Proposed deep state budget cuts to vital programs for people in poverty will greatly exacerbate hardship

Illinois Must Rethink Budget Priorities                                                                                                                                                                                                       

Letters to the Editor: From the Heartland Alliance 

 

CHICAGO, IL – The From Poverty to Opportunity Campaign, coordinated by Heartland Alliance, reports that the proposed state budget for fiscal year 2013 released by Governor Quinn on February 22, 2012 poses many threats to people in poverty, at a time when need is growing.  Poverty, worse in Illinois today than during the recession, grew from pre-to post-recession by 16 percent. In fact, poverty in Illinois is at its highest point in decades.

The Illinois Commission on the Elimination of Poverty has developed a plan to cut extreme poverty in half which includes detailed recommendations to ensure opportunity for the most vulnerable in Illinois. “Unfortunately the proposed state budget takes Illinois further away from this achievable goal,” said Al Ridley, Executive Director of Illinois Coalition for Community Services. “It now falls to the General Assembly to produce a state budget that does not increase poverty above the record levels in Illinois and does not drive people already in poverty into an even deeper hole.”

Over the last decade the state has cut its real investment in programs that help people experiencing poverty meet need basic needs and get out of poverty collectively by more than $4.4 billion. The Governor’s fiscal year 2013 budget proposal continues the pattern of devastating cuts to programs that protect the most vulnerable and support them in keeping a roof over their head and food on their table.

  • The budget includes a proposed cut of $2.7 billion from the Medicaid program, a staggering amount. The proposed budget does not specify how this will be accomplished nor is there any way it can be accomplished without doing great harm to the low-income Illinoisans for whom Medicaid is their only option for health care.
  • It also includes a $56 million cut to the child care assistance program for low-income parents who work or go to school in addition to significant increases in parent co-payments and lowering income eligibility at intake from 185% to 150% of the federal poverty line, which would make paying for childcare infeasible for many and disqualify others from participation.    
  • The proposed budget slashes half of the funding for emergency and transitional housing for people experiencing homelessness, at a time when homelessness is expected to increase.
  • The proposed closing/consolidation of 24 Illinois Department of Human Services offices will considerably reduce access to public services for Illinoisans in need – including reduced access to the Supplementary Nutritional Assistance Program and Temporary Assistance to Needy Families.
  • The budget also includes a proposal to reduce lifetime eligibility for Temporary Assistance to Needy Families from five to three years.  This change would especially harm families with multiple barriers to employment and is unrealistic given today’s job market and economy.

“Illinois is facing tough times and some difficult decisions must be made,” said Sid Mohn, President of Heartland Alliance for Human Needs & Human Rights. “At the same time, making ever deeper cuts to programs that meet the vital needs of people in poverty is not the right way to solve our fiscal problems and will cost the state more in the long run. The General Assembly must maximize all available revenue sources and re-balance the state’s priorities as needed so that everyone in our state can live with dignity and have the opportunity to escape from poverty.”   
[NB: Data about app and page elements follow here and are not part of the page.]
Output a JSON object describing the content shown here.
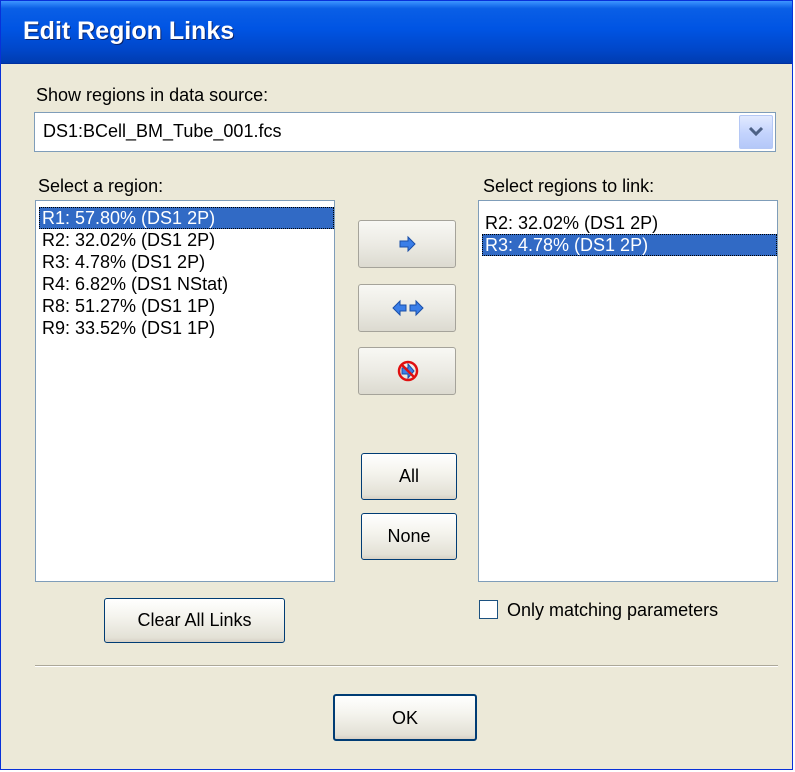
{
  "window": {
    "title": "Edit Region Links"
  },
  "data_source": {
    "label": "Show regions in data source:",
    "value": "DS1:BCell_BM_Tube_001.fcs"
  },
  "left_list": {
    "label": "Select a region:",
    "items": [
      {
        "text": "R1: 57.80% (DS1 2P)",
        "selected": true
      },
      {
        "text": "R2: 32.02% (DS1 2P)",
        "selected": false
      },
      {
        "text": "R3: 4.78% (DS1 2P)",
        "selected": false
      },
      {
        "text": "R4: 6.82% (DS1 NStat)",
        "selected": false
      },
      {
        "text": "R8: 51.27% (DS1 1P)",
        "selected": false
      },
      {
        "text": "R9: 33.52% (DS1 1P)",
        "selected": false
      }
    ]
  },
  "right_list": {
    "label": "Select regions to link:",
    "items": [
      {
        "text": "R2: 32.02% (DS1 2P)",
        "selected": false
      },
      {
        "text": "R3: 4.78% (DS1 2P)",
        "selected": true
      }
    ]
  },
  "buttons": {
    "all_label": "All",
    "none_label": "None",
    "clear_all_label": "Clear All Links",
    "ok_label": "OK",
    "link_icon": "right-arrow-icon",
    "bidirectional_icon": "bidirectional-arrows-icon",
    "unlink_icon": "no-link-icon"
  },
  "options": {
    "only_matching_label": "Only matching parameters",
    "only_matching_checked": false
  },
  "colors": {
    "title_bar": "#0054e3",
    "selection": "#316ac5",
    "dialog_bg": "#ece9d8",
    "arrow_blue": "#3a7ee8",
    "no_symbol_red": "#e01010"
  }
}
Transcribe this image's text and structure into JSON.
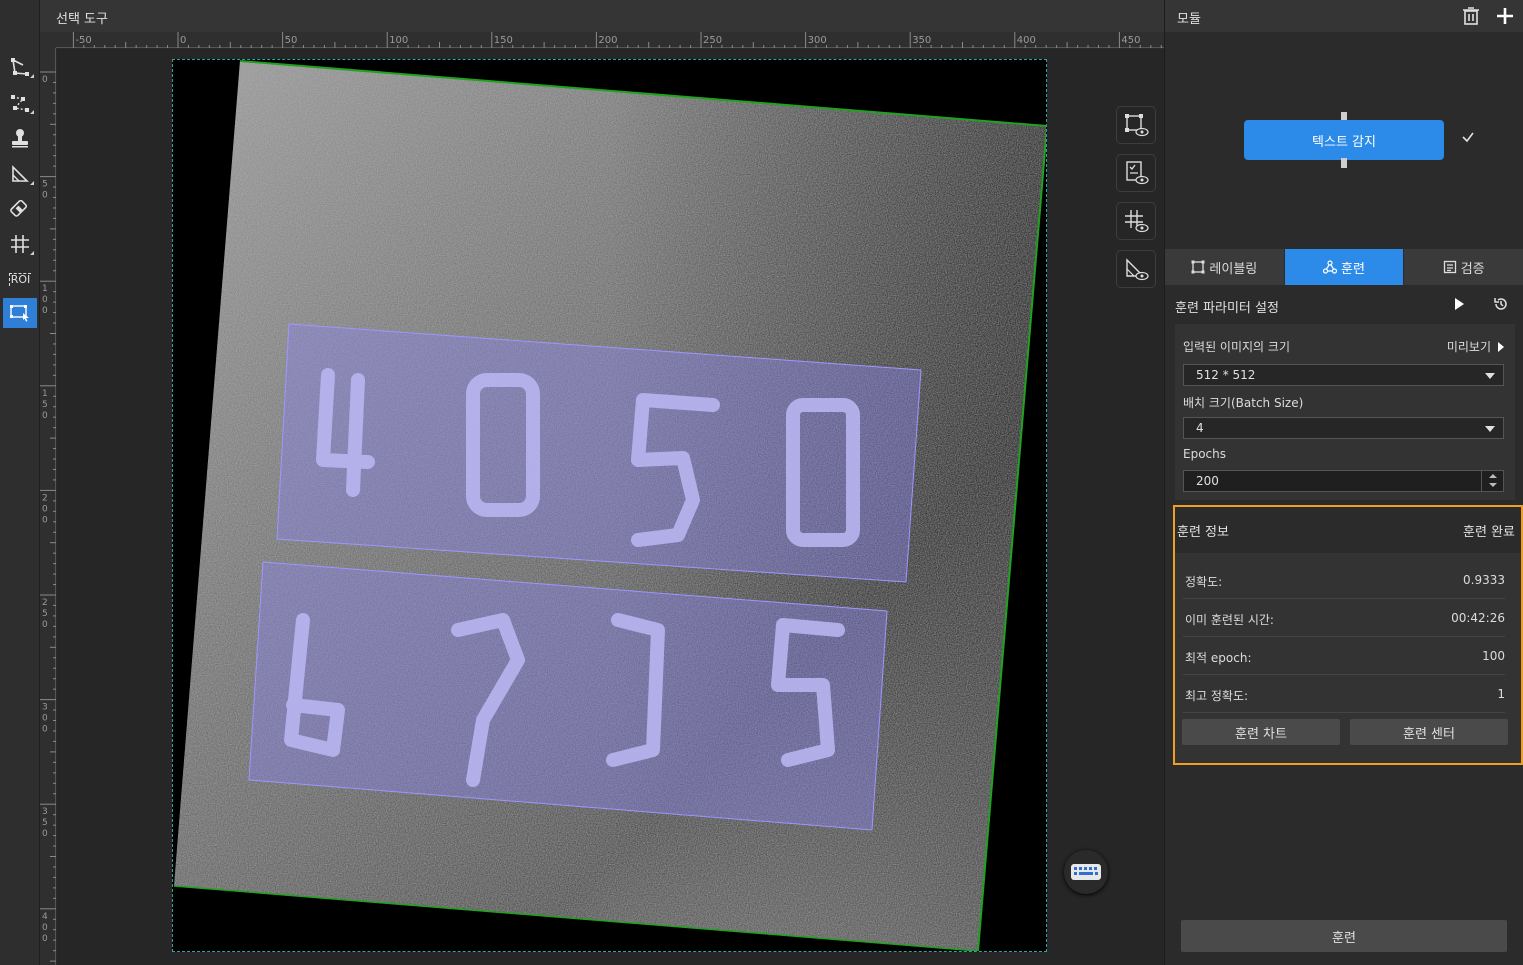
{
  "canvas": {
    "title": "선택 도구",
    "ruler_top_labels": [
      "-50",
      "0",
      "50",
      "100",
      "150",
      "200",
      "250",
      "300",
      "350",
      "400",
      "450"
    ],
    "ruler_left_labels": [
      "0",
      "50",
      "100",
      "150",
      "200",
      "250",
      "300",
      "350",
      "400"
    ],
    "roi_label": "ROI"
  },
  "module": {
    "title": "모듈",
    "node_label": "텍스트 감지"
  },
  "tabs": [
    {
      "label": "레이블링",
      "icon": "labeling-icon"
    },
    {
      "label": "훈련",
      "icon": "train-icon"
    },
    {
      "label": "검증",
      "icon": "validate-icon"
    }
  ],
  "params": {
    "title": "훈련 파라미터 설정",
    "input_size_label": "입력된 이미지의 크기",
    "preview_label": "미리보기",
    "input_size_value": "512 * 512",
    "batch_label": "배치 크기(Batch Size)",
    "batch_value": "4",
    "epochs_label": "Epochs",
    "epochs_value": "200"
  },
  "train_info": {
    "title": "훈련 정보",
    "status": "훈련 완료",
    "rows": [
      {
        "key": "정확도:",
        "value": "0.9333"
      },
      {
        "key": "이미 훈련된 시간:",
        "value": "00:42:26"
      },
      {
        "key": "최적 epoch:",
        "value": "100"
      },
      {
        "key": "최고 정확도:",
        "value": "1"
      }
    ],
    "chart_button": "훈련 차트",
    "center_button": "훈련 센터"
  },
  "train_button": "훈련",
  "colors": {
    "accent": "#2c8ae8",
    "highlight": "#f0a020",
    "roi_fill": "#8a84f0"
  }
}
The budget does add funding to two programs which do provide vital support for disadvantaged Illinoisans:

  • A doubling of the current appropriation for the Temporary Assistance for Needy Families (TANF) program to keep pace with the increasing caseload.
  • The $20 million in proposed additional funding in the Early Childhood Block Grant, which funds the Preschool for All program, restores part of the funding that was cut over the past two years.  There is abundant evidence that high quality early education dramatically changes the trajectory of children’s lives and produces greater societal savings than any other public investment.  

Heartland Alliance for Human Needs & Human Rights believes that all of us deserve the opportunity to improve our lives. [object Object]Each year, we help ensure this opportunity for more than one million people around the world who are homeless, living in poverty, or seeking safety. Our policy efforts strengthen communities; our comprehensive services empower those we serve to rebuild and transform their lives.  

 

For more information: 312.870.4949 | research@heartlandalliance.org | www.heartlandalliance.org/research